(The snow is finally retreating! Derby Canyon Natives will open for retail sales Friday, March 21, and thereafter be open every Friday 9-5 and Saturday 8-12).
There are close to 150 species of butterflies found in Washington state. Most are year-round residents, overwintering as either eggs, larvae, pupae or adults in protected locations, such as under leaf litter or within old seed pods. A few species leave our cold winters for warmer climes, including the Monarch, Painted Lady and California Tortoiseshell.
Butterflies are inextricably linked to native plants. Most adult butterflies are not too picky about what they feed upon so long as the plant nectar is accessible, a matter of tongue length versus flower depth. The larvae (caterpillars), however, have very particular needs as to their host plants, in many cases feeding on a single native plant family or even genus. Anise Swallowtail larvae feed only on members of the Carrot Family (Apiaceae) and Cabbage Whites feed on plants in the Mustard Family (Brassicaceae); both plant families have many species that finding food is usually not a problem. Butterflies with a more restricted larval diet include most Fritillaries (feeding only on violets (Viola)), the Mountain Parnassian (on stonecrop (Sedum)), and the California Tortoiseshell (on Ceanothus). I have seen bushes of snowbrush ceanothus (C. velutinus) totally defoliated in July by the California Tortoiseshell yet alive with masses of wriggling pupae hanging from twigs.
To attract butterflies to your landscape you should include flowers attractive to the adults as well as larval food plants to encourage the adults to stick around and lay eggs. Sunny, open areas are best. Plant a variety of flowering species, aiming to have at least three blooming at all times from April through September.

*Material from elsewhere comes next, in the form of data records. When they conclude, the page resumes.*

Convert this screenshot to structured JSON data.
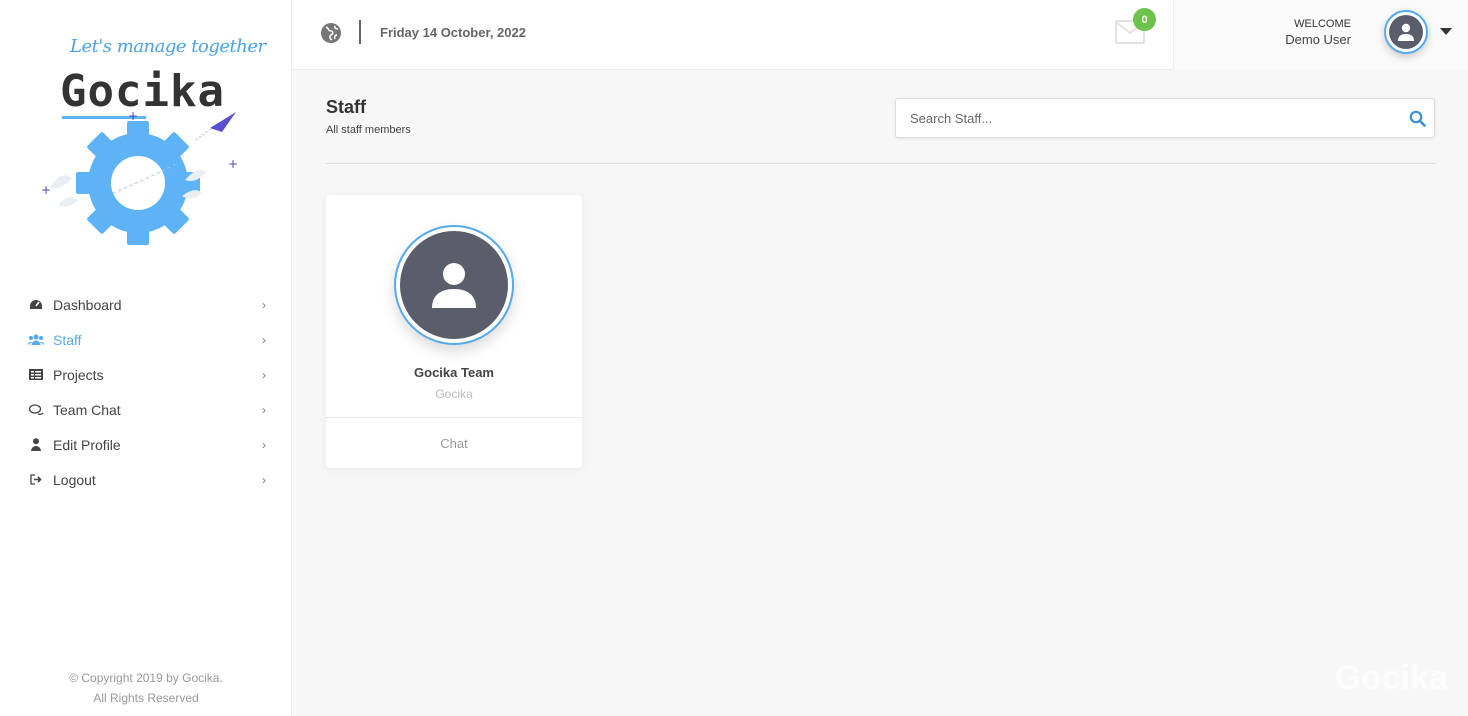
{
  "sidebar": {
    "tagline": "Let's manage together",
    "brand": "Gocika",
    "items": [
      {
        "label": "Dashboard",
        "icon": "dashboard-icon",
        "active": false
      },
      {
        "label": "Staff",
        "icon": "users-icon",
        "active": true
      },
      {
        "label": "Projects",
        "icon": "projects-icon",
        "active": false
      },
      {
        "label": "Team Chat",
        "icon": "chat-icon",
        "active": false
      },
      {
        "label": "Edit Profile",
        "icon": "user-icon",
        "active": false
      },
      {
        "label": "Logout",
        "icon": "logout-icon",
        "active": false
      }
    ],
    "copyright_line1": "© Copyright 2019 by Gocika.",
    "copyright_line2": "All Rights Reserved"
  },
  "header": {
    "date": "Friday 14 October, 2022",
    "mail_count": "0",
    "welcome_label": "WELCOME",
    "user_name": "Demo User"
  },
  "main": {
    "title": "Staff",
    "subtitle": "All staff members",
    "search_placeholder": "Search Staff...",
    "cards": [
      {
        "name": "Gocika Team",
        "org": "Gocika",
        "action": "Chat"
      }
    ]
  },
  "watermark": "Gocika",
  "colors": {
    "accent": "#55a9ec",
    "badge": "#6cc24a",
    "avatar_bg": "#5a5e6a",
    "logo_gear": "#5db3f5"
  }
}
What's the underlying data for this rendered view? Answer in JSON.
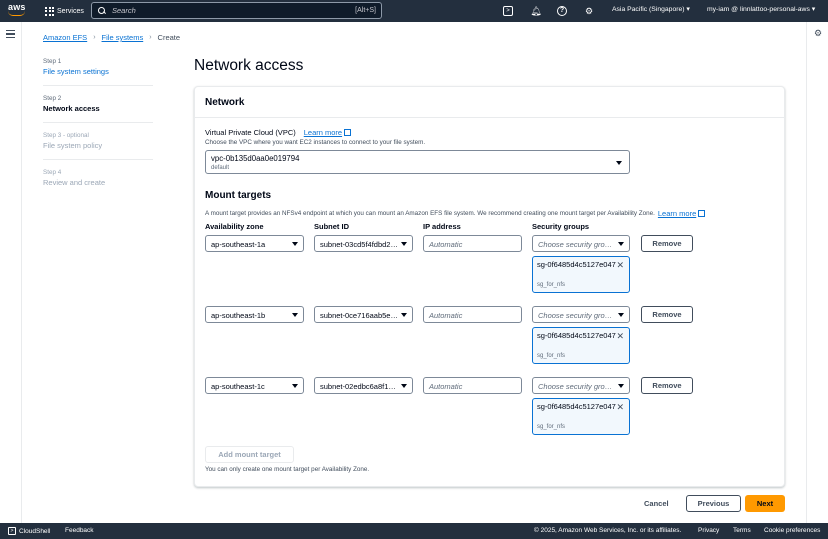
{
  "topnav": {
    "logo_text": "aws",
    "services_label": "Services",
    "search_placeholder": "Search",
    "search_shortcut": "[Alt+S]",
    "region": "Asia Pacific (Singapore) ▾",
    "account": "my-iam @ linnlattoo-personal-aws ▾"
  },
  "breadcrumb": {
    "items": [
      "Amazon EFS",
      "File systems",
      "Create"
    ]
  },
  "steps": [
    {
      "num": "Step 1",
      "label": "File system settings"
    },
    {
      "num": "Step 2",
      "label": "Network access"
    },
    {
      "num": "Step 3 - optional",
      "label": "File system policy"
    },
    {
      "num": "Step 4",
      "label": "Review and create"
    }
  ],
  "page_title": "Network access",
  "panel": {
    "heading": "Network",
    "vpc_label": "Virtual Private Cloud (VPC)",
    "learn_more": "Learn more",
    "vpc_description": "Choose the VPC where you want EC2 instances to connect to your file system.",
    "vpc_value": "vpc-0b135d0aa0e019794",
    "vpc_sub": "default",
    "mount_title": "Mount targets",
    "mount_description": "A mount target provides an NFSv4 endpoint at which you can mount an Amazon EFS file system. We recommend creating one mount target per Availability Zone.",
    "columns": [
      "Availability zone",
      "Subnet ID",
      "IP address",
      "Security groups"
    ],
    "rows": [
      {
        "az": "ap-southeast-1a",
        "subnet": "subnet-03cd5f4fdbd2f1c21",
        "ip_placeholder": "Automatic",
        "sg_placeholder": "Choose security groups",
        "sg_id": "sg-0f6485d4c5127e047",
        "sg_name": "sg_for_nfs",
        "remove": "Remove"
      },
      {
        "az": "ap-southeast-1b",
        "subnet": "subnet-0ce716aab5ec98b81",
        "ip_placeholder": "Automatic",
        "sg_placeholder": "Choose security groups",
        "sg_id": "sg-0f6485d4c5127e047",
        "sg_name": "sg_for_nfs",
        "remove": "Remove"
      },
      {
        "az": "ap-southeast-1c",
        "subnet": "subnet-02edbc6a8f1e3b1d9",
        "ip_placeholder": "Automatic",
        "sg_placeholder": "Choose security groups",
        "sg_id": "sg-0f6485d4c5127e047",
        "sg_name": "sg_for_nfs",
        "remove": "Remove"
      }
    ],
    "add_button": "Add mount target",
    "add_note": "You can only create one mount target per Availability Zone."
  },
  "actions": {
    "cancel": "Cancel",
    "previous": "Previous",
    "next": "Next"
  },
  "bottombar": {
    "cloudshell": "CloudShell",
    "feedback": "Feedback",
    "copyright": "© 2025, Amazon Web Services, Inc. or its affiliates.",
    "privacy": "Privacy",
    "terms": "Terms",
    "cookie": "Cookie preferences"
  },
  "colors": {
    "nav_bg": "#232f3e",
    "link": "#0972d3",
    "primary": "#ff9900",
    "token_bg": "#f2f8fd"
  }
}
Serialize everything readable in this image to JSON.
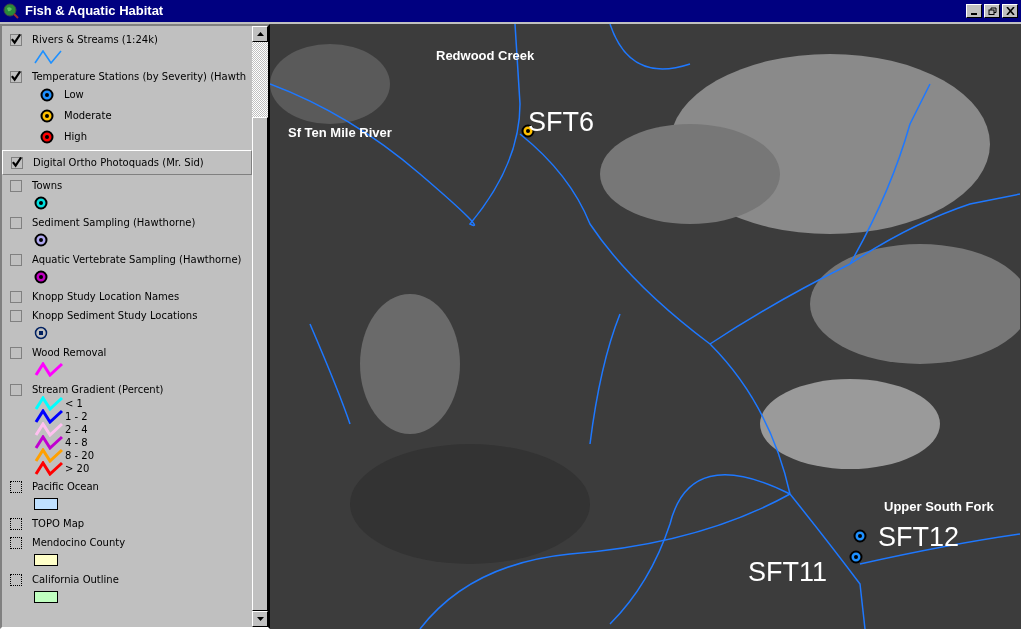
{
  "window": {
    "title": "Fish & Aquatic Habitat"
  },
  "layers": [
    {
      "name": "Rivers & Streams (1:24k)",
      "checked": true,
      "disabled": false,
      "selected": false,
      "symbol": {
        "kind": "line",
        "color": "#1e90ff"
      }
    },
    {
      "name": "Temperature Stations (by Severity) (Hawth",
      "checked": true,
      "disabled": false,
      "selected": false,
      "classes": [
        {
          "kind": "point",
          "label": "Low",
          "color": "#1e90ff"
        },
        {
          "kind": "point",
          "label": "Moderate",
          "color": "#ffc000"
        },
        {
          "kind": "point",
          "label": "High",
          "color": "#ff0000"
        }
      ]
    },
    {
      "name": "Digital Ortho Photoquads (Mr. Sid)",
      "checked": true,
      "disabled": false,
      "selected": true
    },
    {
      "name": "Towns",
      "checked": false,
      "disabled": false,
      "selected": false,
      "symbol": {
        "kind": "point",
        "color": "#00e0e0"
      }
    },
    {
      "name": "Sediment Sampling (Hawthorne)",
      "checked": false,
      "disabled": false,
      "selected": false,
      "symbol": {
        "kind": "point",
        "color": "#b0a8f0"
      }
    },
    {
      "name": "Aquatic Vertebrate Sampling (Hawthorne)",
      "checked": false,
      "disabled": false,
      "selected": false,
      "symbol": {
        "kind": "point",
        "color": "#c000c0"
      }
    },
    {
      "name": "Knopp Study Location Names",
      "checked": false,
      "disabled": false,
      "selected": false
    },
    {
      "name": "Knopp Sediment Study Locations",
      "checked": false,
      "disabled": false,
      "selected": false,
      "symbol": {
        "kind": "target",
        "color": "#002060"
      }
    },
    {
      "name": "Wood Removal",
      "checked": false,
      "disabled": false,
      "selected": false,
      "symbol": {
        "kind": "zigzag",
        "color": "#ff00ff"
      }
    },
    {
      "name": "Stream Gradient (Percent)",
      "checked": false,
      "disabled": false,
      "selected": false,
      "classes": [
        {
          "kind": "zigzag",
          "label": "< 1",
          "color": "#00ffff"
        },
        {
          "kind": "zigzag",
          "label": "1 - 2",
          "color": "#0000ff"
        },
        {
          "kind": "zigzag",
          "label": "2 - 4",
          "color": "#ffc0f0"
        },
        {
          "kind": "zigzag",
          "label": "4 - 8",
          "color": "#c000d0"
        },
        {
          "kind": "zigzag",
          "label": "8 - 20",
          "color": "#ffa000"
        },
        {
          "kind": "zigzag",
          "label": "> 20",
          "color": "#ff0000"
        }
      ]
    },
    {
      "name": "Pacific Ocean",
      "checked": false,
      "disabled": true,
      "selected": false,
      "symbol": {
        "kind": "fill",
        "color": "#bfe0ff"
      }
    },
    {
      "name": "TOPO Map",
      "checked": false,
      "disabled": true,
      "selected": false
    },
    {
      "name": "Mendocino County",
      "checked": false,
      "disabled": true,
      "selected": false,
      "symbol": {
        "kind": "fill",
        "color": "#ffffc8"
      }
    },
    {
      "name": "California Outline",
      "checked": false,
      "disabled": true,
      "selected": false,
      "symbol": {
        "kind": "fill",
        "color": "#c0ffc0"
      }
    }
  ],
  "map": {
    "labels": [
      {
        "kind": "place",
        "text": "Redwood Creek"
      },
      {
        "kind": "place",
        "text": "Sf Ten Mile River"
      },
      {
        "kind": "station",
        "text": "SFT6"
      },
      {
        "kind": "place",
        "text": "Upper South Fork"
      },
      {
        "kind": "station",
        "text": "SFT12"
      },
      {
        "kind": "station",
        "text": "SFT11"
      }
    ],
    "stations": [
      {
        "color": "#ffc000"
      },
      {
        "color": "#1e90ff"
      },
      {
        "color": "#1e90ff"
      }
    ]
  }
}
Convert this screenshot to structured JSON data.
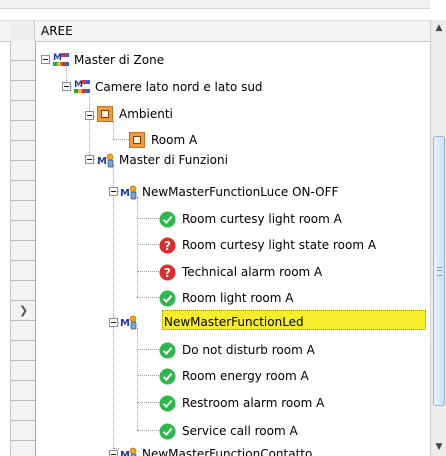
{
  "header": {
    "title": "AREE"
  },
  "colors": {
    "selection": "#f6ee2a",
    "ok": "#2db84b",
    "error": "#e02b2b",
    "room_orange": "#f39a37"
  },
  "tree": {
    "nodes": [
      {
        "label": "Master di Zone",
        "icon": "master-zone-icon",
        "expanded": true
      },
      {
        "label": "Camere lato nord e lato sud",
        "icon": "master-zone-icon",
        "expanded": true
      },
      {
        "label": "Ambienti",
        "icon": "room-folder-icon",
        "expanded": true
      },
      {
        "label": "Room A",
        "icon": "room-icon"
      },
      {
        "label": "Master di Funzioni",
        "icon": "master-function-icon",
        "expanded": true
      },
      {
        "label": "NewMasterFunctionLuce ON-OFF",
        "icon": "master-function-icon",
        "expanded": true
      },
      {
        "label": "Room curtesy light room A",
        "icon": "status-ok-icon"
      },
      {
        "label": "Room curtesy light state room A",
        "icon": "status-unknown-icon"
      },
      {
        "label": "Technical alarm room A",
        "icon": "status-unknown-icon"
      },
      {
        "label": "Room light room A",
        "icon": "status-ok-icon"
      },
      {
        "label": "NewMasterFunctionLed",
        "icon": "master-function-icon",
        "expanded": true,
        "selected": true
      },
      {
        "label": "Do not disturb room A",
        "icon": "status-ok-icon"
      },
      {
        "label": "Room energy room A",
        "icon": "status-ok-icon"
      },
      {
        "label": "Restroom alarm room A",
        "icon": "status-ok-icon"
      },
      {
        "label": "Service call room A",
        "icon": "status-ok-icon"
      },
      {
        "label": "NewMasterFunctionContatto",
        "icon": "master-function-icon",
        "expanded": true
      }
    ]
  }
}
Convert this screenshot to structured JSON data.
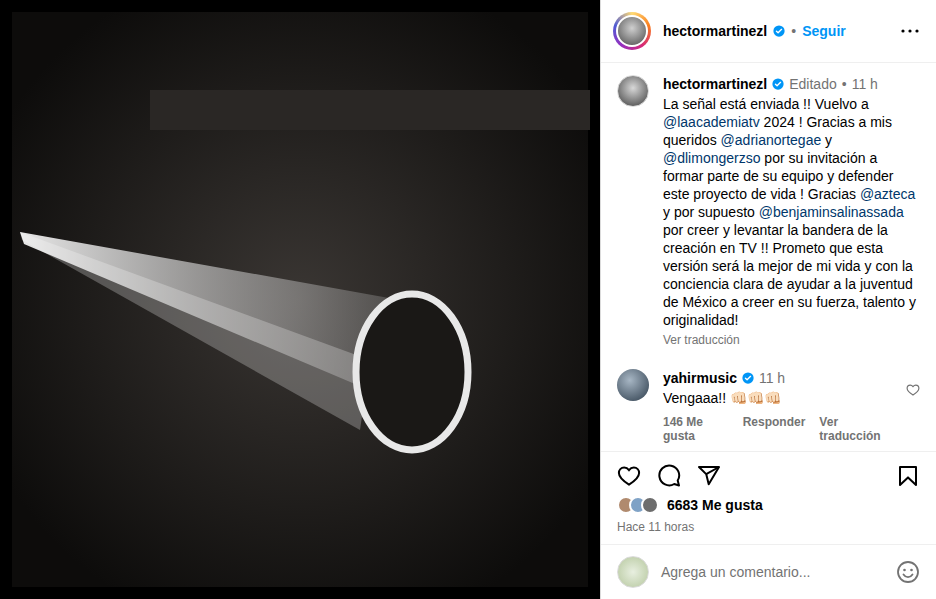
{
  "author": {
    "username": "hectormartinezl",
    "verified": true,
    "separator": "•",
    "follow_label": "Seguir"
  },
  "caption": {
    "username": "hectormartinezl",
    "verified": true,
    "edited": "Editado",
    "separator": "•",
    "time": "11 h",
    "segments": [
      {
        "kind": "text",
        "text": "La señal está enviada !! Vuelvo a "
      },
      {
        "kind": "mention",
        "text": "@laacademiatv"
      },
      {
        "kind": "text",
        "text": " 2024 ! Gracias a mis queridos "
      },
      {
        "kind": "mention",
        "text": "@adrianortegae"
      },
      {
        "kind": "text",
        "text": " y "
      },
      {
        "kind": "mention",
        "text": "@dlimongerzso"
      },
      {
        "kind": "text",
        "text": " por su invitación a formar parte de su equipo y defender este proyecto de vida ! Gracias "
      },
      {
        "kind": "mention",
        "text": "@azteca"
      },
      {
        "kind": "text",
        "text": " y por supuesto "
      },
      {
        "kind": "mention",
        "text": "@benjaminsalinassada"
      },
      {
        "kind": "text",
        "text": " por creer y levantar la bandera de la creación en TV !! Prometo que esta versión será la mejor de mi vida y con la conciencia clara de ayudar a la juventud de México a creer en su fuerza, talento y originalidad!"
      }
    ],
    "translate": "Ver traducción"
  },
  "comments": [
    {
      "username": "yahirmusic",
      "verified": true,
      "time": "11 h",
      "text": "Vengaaa!! 👊🏻👊🏻👊🏻",
      "likes": "146 Me gusta",
      "reply": "Responder",
      "translate": "Ver traducción",
      "liked": false
    }
  ],
  "actions": {
    "liked": false,
    "saved": false
  },
  "likes": {
    "count": "6683 Me gusta",
    "avatars": 3
  },
  "time": "Hace 11 horas",
  "comment_input": {
    "placeholder": "Agrega un comentario..."
  }
}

A diversity of flower types is important as well. Flat, open flowers or inflorescences, found in members of the Sunflower Family (Asteraceae), Carrot Family (Apiaceae) and wild buckwheats (Eriogonum), provide landing platforms and masses of flowers for the adults to probe for nectar. Penstemons and lupines have very different flower forms that some longer tongued butterflies seek out. Plants in the Mint Family (Lamiaceae) have especially attractive nectar, so consider Agastache, Salvia and Monardella. Rabbitbrush (Ericameria) and goldenrod (Solidago) both provide masses of bloom in late summer into fall. Non-native garden flowers also attract adult butterflies; good choices include lavender, Russian sage, cosmos, sunflowers, borage, oregano and sedum.
Good larval host plants for Central Washington, and the butterfly larvae they feed, include:
- Wild buckwheat (Eriogonum) many blues, coppers, hairstreaks, Mormon Metalmark
- Milkweed (Asclepias) Monarch
- Lupine (Lupinus) blues and sulphurs
- Desert parsley (Lomatium) Anise Swallowtail
- Violet (Viola) fritillaries
- Penstemon (Penstemon) Variable Checkerspot
- Aster (Symphyotrichum) several checkerspots and crescents
- Mustards most whites, Sara Orangetip
- Grasses wood nymphs, most skippers
- Willows (Salix sp.) Mourning Cloak, Viceroy, Western Tiger Swallowtail
- Ceanothus (C. velutinus, C. sanguineus) Cal. Tortoiseshell, Pale Swallowtail, Brown Elfin, Spring Azure
- Serviceberry (Amelanchier alnifolia) Two-tailed Swallowtail
- Currants (Ribes sp.) Green and Hoary Comma
To learn much more about Washington butterflies, their identification and their hosts there are excellent books, particularly Field Guide to the Butterflies of Cascadia by Robert Pyle, and Life Histories of Cascadia Butterflies by David James and David Nunnallee. Online, check out